Give every line of the material again, exactly as written.

(Data shown begins)

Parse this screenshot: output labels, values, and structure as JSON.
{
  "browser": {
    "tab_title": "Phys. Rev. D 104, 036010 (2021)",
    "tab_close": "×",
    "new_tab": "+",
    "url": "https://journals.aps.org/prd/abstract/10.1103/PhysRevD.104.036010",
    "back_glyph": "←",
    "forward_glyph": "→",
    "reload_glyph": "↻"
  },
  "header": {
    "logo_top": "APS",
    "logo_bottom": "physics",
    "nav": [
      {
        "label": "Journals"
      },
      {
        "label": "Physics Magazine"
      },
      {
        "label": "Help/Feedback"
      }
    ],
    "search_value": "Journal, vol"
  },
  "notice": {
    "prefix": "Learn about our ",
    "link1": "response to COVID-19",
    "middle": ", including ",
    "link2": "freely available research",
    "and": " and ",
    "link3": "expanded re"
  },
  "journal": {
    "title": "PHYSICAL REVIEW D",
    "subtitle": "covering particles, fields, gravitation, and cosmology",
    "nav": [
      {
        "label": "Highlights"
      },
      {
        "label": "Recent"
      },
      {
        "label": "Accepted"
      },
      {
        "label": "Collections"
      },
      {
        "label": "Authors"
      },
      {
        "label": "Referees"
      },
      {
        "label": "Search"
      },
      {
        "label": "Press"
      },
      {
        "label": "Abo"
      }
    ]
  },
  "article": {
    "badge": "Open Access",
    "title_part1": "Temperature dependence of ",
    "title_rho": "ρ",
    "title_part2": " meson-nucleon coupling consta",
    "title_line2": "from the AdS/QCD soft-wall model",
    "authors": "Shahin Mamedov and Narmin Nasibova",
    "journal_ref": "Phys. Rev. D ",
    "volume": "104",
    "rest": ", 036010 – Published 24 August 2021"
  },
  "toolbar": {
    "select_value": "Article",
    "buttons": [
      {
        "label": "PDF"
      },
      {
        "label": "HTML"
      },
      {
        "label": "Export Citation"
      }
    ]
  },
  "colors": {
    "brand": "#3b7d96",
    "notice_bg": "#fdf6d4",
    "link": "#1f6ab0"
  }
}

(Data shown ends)

» Answer section
Parse this screenshot: output labels, values, and structure as JSON.
{
  "browser": {
    "tab_title": "Phys. Rev. D 104, 036010 (2021)",
    "tab_close": "×",
    "new_tab": "+",
    "url": "https://journals.aps.org/prd/abstract/10.1103/PhysRevD.104.036010",
    "back_glyph": "←",
    "forward_glyph": "→",
    "reload_glyph": "↻"
  },
  "header": {
    "logo_top": "APS",
    "logo_bottom": "physics",
    "nav": [
      {
        "label": "Journals"
      },
      {
        "label": "Physics Magazine"
      },
      {
        "label": "Help/Feedback"
      }
    ],
    "search_value": "Journal, vol"
  },
  "notice": {
    "prefix": "Learn about our ",
    "link1": "response to COVID-19",
    "middle": ", including ",
    "link2": "freely available research",
    "and": " and ",
    "link3": "expanded re"
  },
  "journal": {
    "title": "PHYSICAL REVIEW D",
    "subtitle": "covering particles, fields, gravitation, and cosmology",
    "nav": [
      {
        "label": "Highlights"
      },
      {
        "label": "Recent"
      },
      {
        "label": "Accepted"
      },
      {
        "label": "Collections"
      },
      {
        "label": "Authors"
      },
      {
        "label": "Referees"
      },
      {
        "label": "Search"
      },
      {
        "label": "Press"
      },
      {
        "label": "Abo"
      }
    ]
  },
  "article": {
    "badge": "Open Access",
    "title_part1": "Temperature dependence of ",
    "title_rho": "ρ",
    "title_part2": " meson-nucleon coupling consta",
    "title_line2": "from the AdS/QCD soft-wall model",
    "authors": "Shahin Mamedov and Narmin Nasibova",
    "journal_ref": "Phys. Rev. D ",
    "volume": "104",
    "rest": ", 036010 – Published 24 August 2021"
  },
  "toolbar": {
    "select_value": "Article",
    "buttons": [
      {
        "label": "PDF"
      },
      {
        "label": "HTML"
      },
      {
        "label": "Export Citation"
      }
    ]
  },
  "colors": {
    "brand": "#3b7d96",
    "notice_bg": "#fdf6d4",
    "link": "#1f6ab0"
  }
}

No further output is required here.